Surely the fate of human beings is like that of the animals; the same fate awaits them both: As one dies, so dies the other. All have the same breath; humans have no advantage over animals. Everything is meaningless (Ecclesiastes 3:19).
You don’t get very far in the Gospels without reading about demons. They were (are) horrid creatures intent on destroying lives. They caused people to lose all inhibitions, reject normalcy, spit in the face of convention, frighten and threaten others with impunity and hurt themselves physically. No one wanted a demon, and no one wanted to be around anyone who had one. If you had a demon, what you really wanted was for someone to put you out of your misery.
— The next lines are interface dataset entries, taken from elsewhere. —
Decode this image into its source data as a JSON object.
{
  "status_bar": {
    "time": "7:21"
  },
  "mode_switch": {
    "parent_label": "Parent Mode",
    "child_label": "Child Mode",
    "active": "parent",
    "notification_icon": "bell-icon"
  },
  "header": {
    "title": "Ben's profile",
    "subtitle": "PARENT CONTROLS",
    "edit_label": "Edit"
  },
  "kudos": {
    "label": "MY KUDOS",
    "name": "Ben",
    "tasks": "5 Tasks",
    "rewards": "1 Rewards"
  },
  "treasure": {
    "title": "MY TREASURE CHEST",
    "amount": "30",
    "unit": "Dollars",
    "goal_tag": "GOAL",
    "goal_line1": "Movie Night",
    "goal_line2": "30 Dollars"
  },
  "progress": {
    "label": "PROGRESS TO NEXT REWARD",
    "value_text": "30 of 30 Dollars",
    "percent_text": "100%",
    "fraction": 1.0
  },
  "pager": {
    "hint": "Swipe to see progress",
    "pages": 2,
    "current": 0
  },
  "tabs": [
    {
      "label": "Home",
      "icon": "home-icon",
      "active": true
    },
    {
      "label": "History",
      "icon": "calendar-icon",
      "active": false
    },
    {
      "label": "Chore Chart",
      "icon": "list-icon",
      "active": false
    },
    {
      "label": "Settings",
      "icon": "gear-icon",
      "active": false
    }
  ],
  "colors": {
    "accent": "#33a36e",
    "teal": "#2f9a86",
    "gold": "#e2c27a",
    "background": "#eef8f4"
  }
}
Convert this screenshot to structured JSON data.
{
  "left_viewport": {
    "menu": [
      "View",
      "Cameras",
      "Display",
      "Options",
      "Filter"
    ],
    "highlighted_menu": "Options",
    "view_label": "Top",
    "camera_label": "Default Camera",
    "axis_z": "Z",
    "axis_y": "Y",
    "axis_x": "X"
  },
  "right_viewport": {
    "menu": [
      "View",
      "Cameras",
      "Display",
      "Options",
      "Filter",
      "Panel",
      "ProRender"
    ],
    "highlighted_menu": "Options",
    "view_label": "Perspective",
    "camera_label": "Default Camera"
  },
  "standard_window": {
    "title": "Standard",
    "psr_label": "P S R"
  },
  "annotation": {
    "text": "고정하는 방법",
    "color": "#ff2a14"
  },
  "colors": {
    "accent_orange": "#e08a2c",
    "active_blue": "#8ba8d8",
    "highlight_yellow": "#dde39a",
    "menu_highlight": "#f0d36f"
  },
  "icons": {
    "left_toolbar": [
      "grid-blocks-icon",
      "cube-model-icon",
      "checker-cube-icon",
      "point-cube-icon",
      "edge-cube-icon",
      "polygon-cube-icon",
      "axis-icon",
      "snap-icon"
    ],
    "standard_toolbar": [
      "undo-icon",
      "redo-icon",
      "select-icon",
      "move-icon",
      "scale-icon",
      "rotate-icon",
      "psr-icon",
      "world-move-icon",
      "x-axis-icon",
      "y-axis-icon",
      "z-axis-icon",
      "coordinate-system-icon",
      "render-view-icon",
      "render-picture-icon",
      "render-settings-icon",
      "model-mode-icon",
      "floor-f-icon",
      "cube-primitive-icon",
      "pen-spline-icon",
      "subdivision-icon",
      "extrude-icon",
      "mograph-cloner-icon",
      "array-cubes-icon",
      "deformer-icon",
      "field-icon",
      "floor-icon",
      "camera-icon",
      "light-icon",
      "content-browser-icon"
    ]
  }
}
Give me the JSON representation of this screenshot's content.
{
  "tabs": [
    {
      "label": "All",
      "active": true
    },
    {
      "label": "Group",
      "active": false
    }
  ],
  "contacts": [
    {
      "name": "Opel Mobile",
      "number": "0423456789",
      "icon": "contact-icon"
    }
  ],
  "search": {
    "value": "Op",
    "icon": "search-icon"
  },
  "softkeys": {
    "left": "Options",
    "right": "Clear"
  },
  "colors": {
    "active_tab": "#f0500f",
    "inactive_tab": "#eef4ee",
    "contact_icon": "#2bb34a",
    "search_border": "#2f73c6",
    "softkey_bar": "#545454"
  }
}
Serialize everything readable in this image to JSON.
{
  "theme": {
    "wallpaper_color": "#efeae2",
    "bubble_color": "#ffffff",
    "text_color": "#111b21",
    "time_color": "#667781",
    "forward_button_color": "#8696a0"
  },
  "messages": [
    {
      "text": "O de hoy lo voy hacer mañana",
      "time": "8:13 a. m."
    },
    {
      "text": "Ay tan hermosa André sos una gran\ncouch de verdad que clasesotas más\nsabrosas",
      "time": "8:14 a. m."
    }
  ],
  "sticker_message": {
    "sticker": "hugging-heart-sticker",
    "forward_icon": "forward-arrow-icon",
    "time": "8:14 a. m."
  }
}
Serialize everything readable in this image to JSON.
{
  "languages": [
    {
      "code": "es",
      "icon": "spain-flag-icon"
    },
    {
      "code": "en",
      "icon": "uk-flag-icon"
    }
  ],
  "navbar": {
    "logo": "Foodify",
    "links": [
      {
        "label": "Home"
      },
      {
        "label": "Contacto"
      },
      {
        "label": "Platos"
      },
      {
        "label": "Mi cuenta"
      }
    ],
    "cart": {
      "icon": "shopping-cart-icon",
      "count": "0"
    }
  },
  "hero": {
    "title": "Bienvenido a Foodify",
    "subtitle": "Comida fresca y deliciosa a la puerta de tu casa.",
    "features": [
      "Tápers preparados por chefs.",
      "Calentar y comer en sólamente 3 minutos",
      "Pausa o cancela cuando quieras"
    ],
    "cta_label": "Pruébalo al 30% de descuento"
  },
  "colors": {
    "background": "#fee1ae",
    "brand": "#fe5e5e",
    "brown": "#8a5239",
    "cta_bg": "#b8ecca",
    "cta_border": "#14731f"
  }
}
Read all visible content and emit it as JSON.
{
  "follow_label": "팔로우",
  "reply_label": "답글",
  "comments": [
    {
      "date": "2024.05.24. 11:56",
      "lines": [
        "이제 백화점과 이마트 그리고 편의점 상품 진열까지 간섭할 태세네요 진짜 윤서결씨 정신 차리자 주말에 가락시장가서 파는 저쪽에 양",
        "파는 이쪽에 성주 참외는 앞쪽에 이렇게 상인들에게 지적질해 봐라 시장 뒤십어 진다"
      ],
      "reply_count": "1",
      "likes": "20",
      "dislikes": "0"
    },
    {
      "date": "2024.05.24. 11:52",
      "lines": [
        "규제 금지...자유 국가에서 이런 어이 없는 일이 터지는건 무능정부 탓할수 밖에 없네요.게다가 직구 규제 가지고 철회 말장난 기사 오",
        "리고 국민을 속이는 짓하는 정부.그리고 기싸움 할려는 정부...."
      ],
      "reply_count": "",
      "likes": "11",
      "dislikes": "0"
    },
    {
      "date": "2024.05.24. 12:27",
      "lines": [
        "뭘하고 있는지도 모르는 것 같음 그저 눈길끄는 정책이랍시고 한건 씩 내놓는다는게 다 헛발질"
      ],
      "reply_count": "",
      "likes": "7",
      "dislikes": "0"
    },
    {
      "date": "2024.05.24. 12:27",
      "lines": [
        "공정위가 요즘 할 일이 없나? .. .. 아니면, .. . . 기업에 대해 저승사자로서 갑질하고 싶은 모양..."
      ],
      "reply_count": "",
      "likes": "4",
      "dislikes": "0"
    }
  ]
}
Though the Gospels do not elaborate, Mary Magdalene was once possessed by seven of these creatures. I can’t imagine her pain. But Jesus cast them out (Luke 8:2; Mark 16:9) and for that, Mary would be forever grateful. She traveled with the disciples and supported them out of her own pocket. On Friday she stood with Jesus’ mother at the cross. On Sunday, she was there at the grave. The man who had given her life back was gone – murdered! What anger she must have felt that Sunday morning! What emptiness! What lostness! Everything was meaningless.
But not quite.
While mourning the death of her savior and the cruel (seeming) theft of his body (or so it seemed), Jesus appeared. She was so lost in the abyss of her own grief she didn’t even recognize him until he said her name: “Mary!” And then, her life was changed again. Weeping had filled her night, but joy had come in the morning.
It’s tempting when life tumbles in to give in to the same despair of Solomon: “Everything is meaningless.” But Solomon was wrong. The resurrected Lord assures us none of our afflictions have to have the last word. Perhaps that’s why Paul called them “light” and “momentary” (2 Corinthians 4:17). There is the resurrection. And once that becomes real to you, life is anything but meaningless.